Walk-ons still enjoying the perks of Kentucky basketball


Kentucky Wildcats guard Brad Calipari #12 and guard Shai Gilgeous-Alexander #22 shake hands during the Blue/White game on Friday, October 20, 2017 in Lexington, Ky. Blue won 88-67. Photo by Chase Phillips | Staff

Cody Ryan

Even though Brad Calipari, Jonny David and Dillon Pulliam aren’t the scholarship athletes who attract most fans to watch UK basketball, the opportunity to play at a prestigious basketball school like the University of Kentucky is a dream come true.

Being on the same team and making friends with some of the best basketball players in the world is another benefit of playing basketball for the Wildcats.

“Getting to be around guys like this and guys last year like (De’Aaron) Fox, Malik (Monk), Bam (Adebayo), Dominique (Hawkins), all those guys,” Pulliam said. “In my first year, Jamal (Murray), getting to play against those pros and just make lifelong friends, which has been really fun.”

At most schools, walk-on athletes don’t get recognized by most fans. At UK, fans treat any UK basketball players like celebrities. While they may not be Kevin Knox or Hamidou Diallo, they’re very recognizable.

Sometimes walk-ons don’t mind being overshadowed by the scholarship athletes.

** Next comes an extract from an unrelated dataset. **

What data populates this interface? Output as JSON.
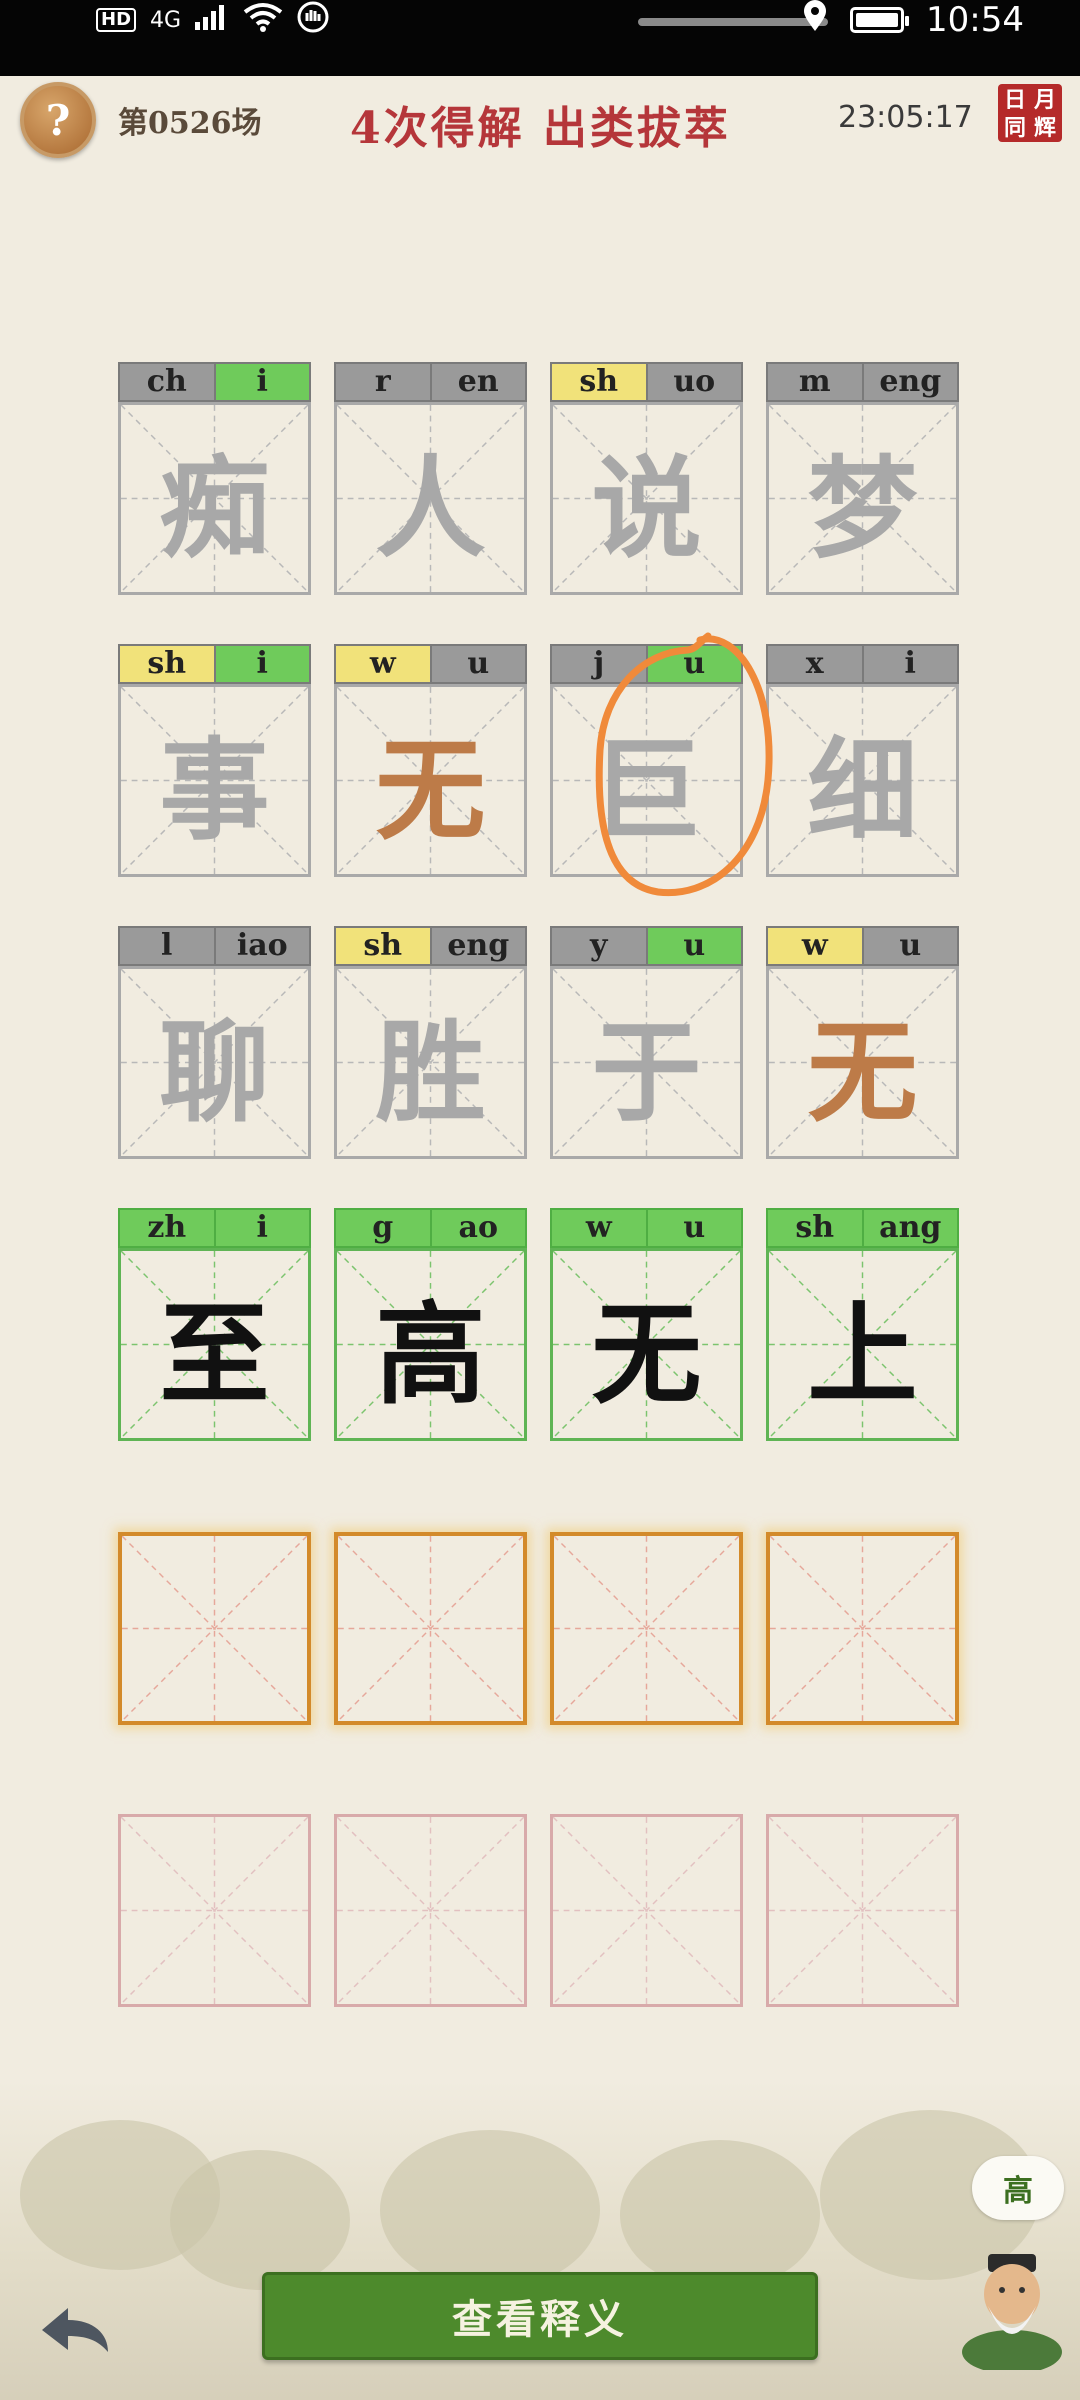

“It’s kind of nice sometimes, after games I can just sit there and they’ll do the media and stuff and I’m just, ‘Good, I can go,’” David said.

Experiencing amazing trips is an advantage of walking-on at UK. Since the Cats are always ranked high in the preseason polls, top-tier tournaments often invite the UK basketball squad.

“Also the traveling I guess is real nice, I never thought I’d be going to the Bahamas and stuff last year, and Vegas, which it’s amazing to be able to go,” David said.

Calipari has a relationship with the head basketball coach that is unlike many other college basketball players: Coach John Calipari is his dad. Whether Brad is a walk-on or scholarship athlete, his dad is going to push him to work hard, if not harder.

“It was good, it was different than I might’ve thought, but at the same time he pushed me harder than a lot of guys, and he still wants me to see – he wants to see me be great, and I think that’s why he pushed me so much harder than these other guys,” Brad said.

Walk-ons might not get much playing time on an elite basketball program, but they will usually be a member of a championship-caliber basketball team.

“Last year, we made a run to the Elite Eight; obviously we wanted to make it a little farther, we thought we had the chance to compete for a championship, but it was still a fun ride,” Pulliam said.

But walking-on at UK isn’t always fun and games. Sometimes sacrifices and hard work are essential to earn minutes.

“You got to be able to show you can play in practice, then that translates getting into the game,” Brad said.

While UK basketball walk-ons in the Coach Calipari era know they probably won’t get much playing time, enjoying the process of being a UK basketball player can be just as fun.